Technology in the Classroom

by Josh Good

My friend was incredulous: “Wait, seriously? Your kids use no technology in their school?”

If there were just one way to characterize our age, it’s the transformation to all things digital. We live in a technological age, the gig economy, the IT economy. And while our smartphones and iPads make possible new levels of communication and many good things, the promise of easy everywhere somehow doesn’t satisfy our deep longings. Too many kids—and too many parents—are glued to glowing rectangles, disconnecting us from one another and the full, embodied lives for which we are made.


This is the basis for Andy Crouch’s The Tech-wise Family: Everyday Steps for Putting Technology in its Proper Place, which argues that today’s families can choose a different, better path. He recommends “nudges” to shape the physical spaces where we live, and more wisely structure time, to prioritize wisdom and character—the purpose of family life.

Crouch summarizes his thesis in an inviting 24-min. talk, arguing that our technological reliance is a bit like biting the proverbial apple. Initially, the digital age beckons us to a world in which boredom, loneliness, and lack of companionship are gone forever—a place where parents can pay bills or Facetime with friends while their kids have something age-appropriate to watch and learn from.

At first, technology delivers. Facebook brings the latest from our friends to our sofa. But as we grow increasingly addicted, social media fails to shape (for the better) our character; technology doesn’t bring the healthy community, authentic worship, and real rest we need.

So Andy offers 10 practical suggestions—admitting that none of us, his family included, approaches them perfectly:

  1. Shape the physicality of home spaces—which historically had a family hearth, not a TV, in the center. In family life, create more than you consume: “Push technology and cheap thrills to the edges; move deeper, more lasting things to the core.

  2. Structure time to include a rest: “One hour a day, one day a week, one week per year, turn off devices to worship, feast, play, and rest together.”

  3. Rise before our devices rise, and put them to sleep before we go to bed at night.

  4. Engage complexity. Learn to play a real guitar, cello, or piano. The real thing is harder and better than an iPhone app.

  5. No screens before double digits. “We owe them, at the very least, their early years of real, embodied, difficult, rewarding learning.”

  6. Cultivate in each child “the rich life of a soul in a body, rather than reducing them to a brain on a stick.”

  7. Use screens “purposefully and together, not aimlessly and alone.”

  8. Car time is conversation time. Sherry Turkle says good conversations typically deepen in the seventh minute—and that our omnipresent devices tend to kill the intimacy and depth that wants to happen, thanks to momentary glances at our phones.  

  9. Spouses have each other’s passwords, and parents have total access to their children’s devices.

  10. Sing together and aloud, rather than letting recorded, amplified music run our lives.

The book includes some beautifully written reflections on the power of in-person relationships, and it challenges families to persevere through boredom to more deeply reflect the image of God. Learn!
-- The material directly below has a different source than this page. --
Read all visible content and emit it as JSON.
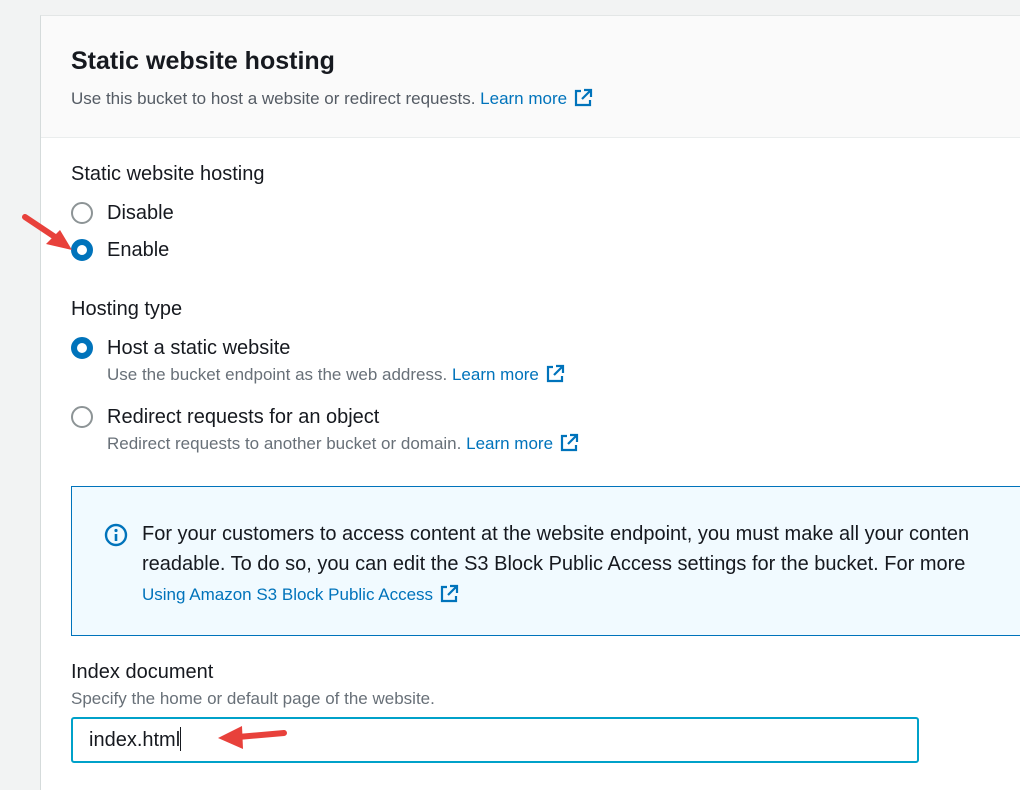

Play outdoors! Cook together! Read and talk by the fire!


Crouch admits this dialing-back of technology is a harder path, but the case he makes resonates deeply with The Augustine Academy, which aims in the classroom and on home-days to help our students and families live more fully coram Deo, in the presence of God: “We are meant not just for thin, virtual connections, but for visceral connections to one another—in this fleeting, temporary, and infinitely beautiful and worthwhile life.”